* TASK GOAL *
Every line below that holds the string "Server" must be copied.

[Data about app and page elements]
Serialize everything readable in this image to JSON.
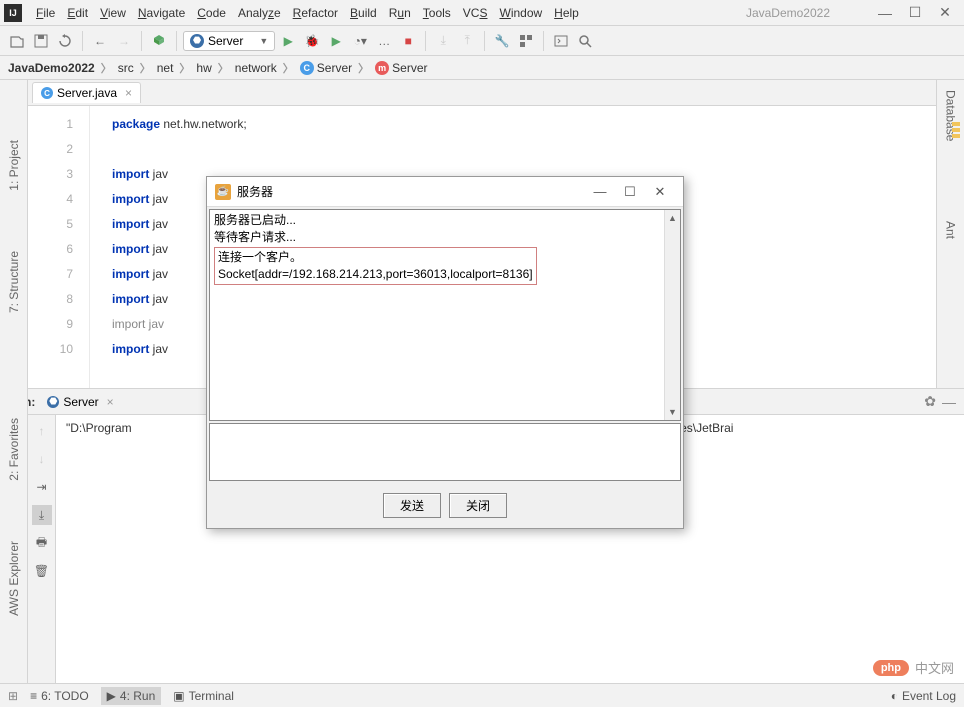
{
  "window": {
    "project_name": "JavaDemo2022"
  },
  "menu": {
    "file": "File",
    "edit": "Edit",
    "view": "View",
    "navigate": "Navigate",
    "code": "Code",
    "analyze": "Analyze",
    "refactor": "Refactor",
    "build": "Build",
    "run": "Run",
    "tools": "Tools",
    "vcs": "VCS",
    "window": "Window",
    "help": "Help"
  },
  "toolbar": {
    "run_config": "Server"
  },
  "breadcrumbs": {
    "root": "JavaDemo2022",
    "items": [
      "src",
      "net",
      "hw",
      "network"
    ],
    "class": "Server",
    "member": "Server"
  },
  "sidebars": {
    "project": "1: Project",
    "structure": "7: Structure",
    "favorites": "2: Favorites",
    "aws": "AWS Explorer",
    "database": "Database",
    "ant": "Ant"
  },
  "editor": {
    "tab_name": "Server.java",
    "lines": {
      "1": "package net.hw.network;",
      "3": "import jav",
      "4": "import jav",
      "5": "import jav",
      "6": "import jav",
      "7": "import jav",
      "8": "import jav",
      "9": "import jav",
      "10": "import jav"
    },
    "gutter_lines": [
      "1",
      "2",
      "3",
      "4",
      "5",
      "6",
      "7",
      "8",
      "9",
      "10"
    ]
  },
  "run_panel": {
    "title": "Run:",
    "tab": "Server",
    "output_left": "\"D:\\Program",
    "output_right": ":D:\\Program Files\\JetBrai"
  },
  "statusbar": {
    "todo": "6: TODO",
    "run": "4: Run",
    "terminal": "Terminal",
    "event_log": "Event Log"
  },
  "watermark": {
    "logo": "php",
    "text": "中文网"
  },
  "dialog": {
    "title": "服务器",
    "lines": {
      "l1": "服务器已启动...",
      "l2": "等待客户请求...",
      "l3": "连接一个客户。",
      "l4": "Socket[addr=/192.168.214.213,port=36013,localport=8136]"
    },
    "btn_send": "发送",
    "btn_close": "关闭"
  }
}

* OUTPUT OF THE TASK *
    "run_config": "Server"
    "class": "Server",
    "member": "Server"
    "tab_name": "Server.java",
    "tab": "Server",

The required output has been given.